An expert has raised concern about the change from favourable rains to drier conditions, at a time of the deepening energy crisis continuing to present problems for different parts of the agricultural sector.
South Africa, a net exporter of grain in the Southern African Development Community (SADC) region, is the epicentre of the dry spell.
No less than eight people have been reported dead from the heatwave that swept across the country in recent days. Temperatures have soared above 40°C in some areas.
“We are concerned about the impact of the hot weather, parts of South Africa have been experiencing,” Michael Currin, Acting Director-General of the Government Communication Information System, lamented.
Wandile Sihlobo, a chief economist at the Agricultural Business Chamber (Agbiz), noted the challenge of El Niño-induced drought will not be limited to South Africa but will be felt across Southern Africa.
He highlighted that the last intense drought cycles led to increased food insecurity in the 16-nation regional bloc with an estimated population of 379.69 million people.
“This is a particular risk if the upcoming summer season is dominated by drought,” Sihlobo said.
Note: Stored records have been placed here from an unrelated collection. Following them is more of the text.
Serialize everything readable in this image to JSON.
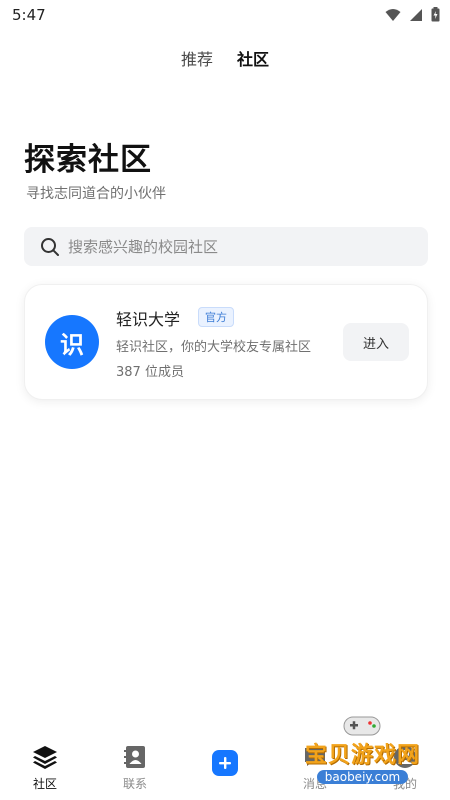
{
  "status_bar": {
    "time": "5:47"
  },
  "top_tabs": [
    {
      "label": "推荐",
      "active": false
    },
    {
      "label": "社区",
      "active": true
    }
  ],
  "page": {
    "title": "探索社区",
    "subtitle": "寻找志同道合的小伙伴"
  },
  "search": {
    "placeholder": "搜索感兴趣的校园社区",
    "value": ""
  },
  "community": {
    "logo_char": "识",
    "name": "轻识大学",
    "badge": "官方",
    "description": "轻识社区，你的大学校友专属社区",
    "members": "387 位成员",
    "enter_label": "进入"
  },
  "bottom_nav": [
    {
      "label": "社区",
      "icon": "layers-icon",
      "active": true
    },
    {
      "label": "联系",
      "icon": "contacts-icon",
      "active": false
    },
    {
      "label": "",
      "icon": "plus-icon",
      "active": false
    },
    {
      "label": "消息",
      "icon": "message-icon",
      "active": false
    },
    {
      "label": "我的",
      "icon": "profile-icon",
      "active": false
    }
  ],
  "watermark": {
    "text": "宝贝游戏网",
    "url": "baobeiy.com"
  },
  "colors": {
    "accent": "#1677ff",
    "badge_text": "#3a7bd5",
    "watermark": "#f2a31b"
  }
}
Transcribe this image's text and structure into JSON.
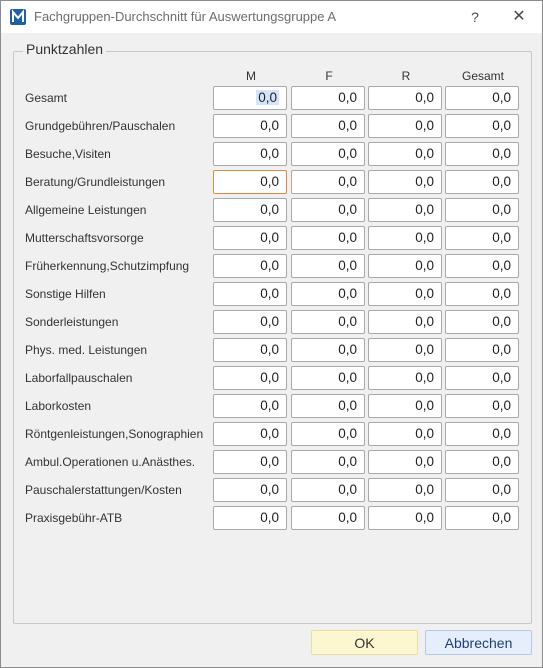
{
  "window": {
    "title": "Fachgruppen-Durchschnitt für Auswertungsgruppe A",
    "help_glyph": "?",
    "close_glyph": "✕"
  },
  "group": {
    "legend": "Punktzahlen",
    "columns": [
      "M",
      "F",
      "R",
      "Gesamt"
    ],
    "rows": [
      {
        "label": "Gesamt",
        "values": [
          "0,0",
          "0,0",
          "0,0",
          "0,0"
        ]
      },
      {
        "label": "Grundgebühren/Pauschalen",
        "values": [
          "0,0",
          "0,0",
          "0,0",
          "0,0"
        ]
      },
      {
        "label": "Besuche,Visiten",
        "values": [
          "0,0",
          "0,0",
          "0,0",
          "0,0"
        ]
      },
      {
        "label": "Beratung/Grundleistungen",
        "values": [
          "0,0",
          "0,0",
          "0,0",
          "0,0"
        ]
      },
      {
        "label": "Allgemeine Leistungen",
        "values": [
          "0,0",
          "0,0",
          "0,0",
          "0,0"
        ]
      },
      {
        "label": "Mutterschaftsvorsorge",
        "values": [
          "0,0",
          "0,0",
          "0,0",
          "0,0"
        ]
      },
      {
        "label": "Früherkennung,Schutzimpfung",
        "values": [
          "0,0",
          "0,0",
          "0,0",
          "0,0"
        ]
      },
      {
        "label": "Sonstige Hilfen",
        "values": [
          "0,0",
          "0,0",
          "0,0",
          "0,0"
        ]
      },
      {
        "label": "Sonderleistungen",
        "values": [
          "0,0",
          "0,0",
          "0,0",
          "0,0"
        ]
      },
      {
        "label": "Phys. med. Leistungen",
        "values": [
          "0,0",
          "0,0",
          "0,0",
          "0,0"
        ]
      },
      {
        "label": "Laborfallpauschalen",
        "values": [
          "0,0",
          "0,0",
          "0,0",
          "0,0"
        ]
      },
      {
        "label": "Laborkosten",
        "values": [
          "0,0",
          "0,0",
          "0,0",
          "0,0"
        ]
      },
      {
        "label": "Röntgenleistungen,Sonographien",
        "values": [
          "0,0",
          "0,0",
          "0,0",
          "0,0"
        ]
      },
      {
        "label": "Ambul.Operationen u.Anästhes.",
        "values": [
          "0,0",
          "0,0",
          "0,0",
          "0,0"
        ]
      },
      {
        "label": "Pauschalerstattungen/Kosten",
        "values": [
          "0,0",
          "0,0",
          "0,0",
          "0,0"
        ]
      },
      {
        "label": "Praxisgebühr-ATB",
        "values": [
          "0,0",
          "0,0",
          "0,0",
          "0,0"
        ]
      }
    ]
  },
  "buttons": {
    "ok": "OK",
    "cancel": "Abbrechen"
  }
}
He urged policymakers in the region to be aware of this creeping challenge and plan accordingly to support communities that heavily rely on agriculture.
Sihlobo said in South Africa, even more worrying is that the agricultural regions that irrigate face continuous interruptions due to load shedding.
The country, which is the region’s biggest economy, is experiencing its worst-ever series of load shedding as power utility, Eskom, battles to meet demand.
South Africa has had a good four seasons of La Niña-induced above-average rains from 2019/2020 to 2022/2023, meanwhile.
This supported agriculture, leading to higher yields across various field crops, fruits, and vegetables. The livestock industry also benefited from improved grazing pasture.
“Having four consecutive La Niña seasons was unusual,” Sihlobo explained.
“The typical cycle is two seasons of higher rainfall followed by normal to drier seasons.”
Sihlobo noted that excluding the current trend, the only other similar period in the recent past ran through the 2007/2008, 2008/2009, and 2009/2010 production seasons.
Scientists at the International Research Institute for Climate & Society at Columbia University have warned of the likelihood of El Niño kicking in later this year.
In its update of January 19, the institute stated that the likelihood of El Niño remains low through May-July 2023 (44 per cent chance) but becomes the dominant category after that with probabilities in the 53 per cent – 57 per cent range.
Southern Africa is among the regions worst hit by climate change.
This causes severe droughts and cyclones.
The Famine Early Warning System Network (FEWS NET) reported that erratic rainfall since November had resulted in “abnormal dryness” in much of Botswana, central and southern parts of Zimbabwe, southern Mozambique, and north-central parts of South Africa.
It noted an “abnormal heat hazard” is posted in some of those regions.